Before I continue, I need to point something out: I’m a rote boy. That means I do things by rote. I’m not good at remembering things based on meaning, and I don’t always want to think repetitive tasks through before I do them. I just develop kinetic patterns and try to leave it at that.

Unfortunately that is a pretty lousy way to do things and I’m always getting in trouble because of it. For example, if you ask me to recite my postal code, I am stumped. I haven’t a clue. But put a pencil in my hand and I can write it down without even thinking.

It’s the same thing with phone numbers. Ask me my home phone number and I’ll blurt out random digits like a bingo caller yet I won’t even come close to getting my phone number right. But give me a telephone and I can call home easily by following the rote-learned pattern on the keypad.

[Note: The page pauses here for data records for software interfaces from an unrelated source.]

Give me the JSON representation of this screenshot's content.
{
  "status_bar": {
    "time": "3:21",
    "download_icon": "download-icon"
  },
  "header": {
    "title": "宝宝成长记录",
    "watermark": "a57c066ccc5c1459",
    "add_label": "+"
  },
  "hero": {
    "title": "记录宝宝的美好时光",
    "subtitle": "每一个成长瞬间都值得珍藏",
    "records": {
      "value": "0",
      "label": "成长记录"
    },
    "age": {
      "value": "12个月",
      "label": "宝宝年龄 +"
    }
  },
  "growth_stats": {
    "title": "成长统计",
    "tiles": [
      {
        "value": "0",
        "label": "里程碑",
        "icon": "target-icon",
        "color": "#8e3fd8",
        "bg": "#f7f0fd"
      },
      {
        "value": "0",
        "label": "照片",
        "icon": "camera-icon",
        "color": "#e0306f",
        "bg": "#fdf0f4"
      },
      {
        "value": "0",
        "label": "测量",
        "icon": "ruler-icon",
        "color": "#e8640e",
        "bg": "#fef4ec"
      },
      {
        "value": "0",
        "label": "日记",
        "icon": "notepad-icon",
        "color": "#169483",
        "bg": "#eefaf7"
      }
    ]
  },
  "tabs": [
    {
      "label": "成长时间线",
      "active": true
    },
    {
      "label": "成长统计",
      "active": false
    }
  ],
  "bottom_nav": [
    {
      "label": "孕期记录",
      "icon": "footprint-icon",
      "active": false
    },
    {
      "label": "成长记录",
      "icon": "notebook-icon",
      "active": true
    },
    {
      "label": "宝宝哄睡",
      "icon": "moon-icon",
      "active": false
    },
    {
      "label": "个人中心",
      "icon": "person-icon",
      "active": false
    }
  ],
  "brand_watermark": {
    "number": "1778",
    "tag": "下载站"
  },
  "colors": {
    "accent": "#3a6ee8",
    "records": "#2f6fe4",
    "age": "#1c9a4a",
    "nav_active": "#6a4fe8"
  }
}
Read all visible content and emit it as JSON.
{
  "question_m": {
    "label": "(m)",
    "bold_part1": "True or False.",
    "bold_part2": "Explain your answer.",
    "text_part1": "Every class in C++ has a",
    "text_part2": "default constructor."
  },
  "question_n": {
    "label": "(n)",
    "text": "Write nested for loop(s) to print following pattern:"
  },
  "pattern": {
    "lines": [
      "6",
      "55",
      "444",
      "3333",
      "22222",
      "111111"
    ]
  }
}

OK, back to the elevators. In all five of the elevators in that building there are two rows of buttons. In elevators one through four, the button for the ground floor (“RC” here in Quebec) is below the rows of numbers, centered between them. But in elevator five, the “RC” button is at the bottom of the left row (i.e., not centered).

That’s a 4:1 ratio, so I use elevators one through four way more often than elevator five. When I’m going down, I step into the elevator and push the centered button at the bottom of the rows with barely a glance. I don’t have to bend down and try to read the numbers on the buttons (brushed metal on brushed metal in a dimly-lit elevator – who designed that?) because “RC” is thoughtfully positioned differently from the others.

But every now and then I board elevator five. The “RC” button is not in the middle, but I’m not thinking about that, I’m just automatically reaching for the button in the middle. And of course, there is one; the alarm bell. (Elevators one through four have a similar bell, but you don’t notice it because it’s below the centered “RC” button.)

BRRRRRIIIIINNNNNGGGGG! Then I have to explain to the crackling voice in the speaker that whoops, I hit the wrong button. How many times do you have to do this before the guard thinks you’re an idiot? (Probably not many.) But if you ask me, the idiot is the person who decided to use a different pattern of buttons in one out of five elevators!

Note that in the above illustrations, the “RC” button is already pressed, so it is illuminated. But when you get on the elevator it isn’t lit, so they all look the same when you’re not really looking.

The solution is actually quite easy. Since it would cost a fortune to re-design the panel to accomodate a centered “RC” (and the mysterious “D” button that only appears in elevator 5), they should instead spend about two bucks on a cheap metal non-functioning button that says “RC” and has an arrow pointing to the real “RC” button.

In the meantime, I’ll just keep bugging the security guard once or twice a week.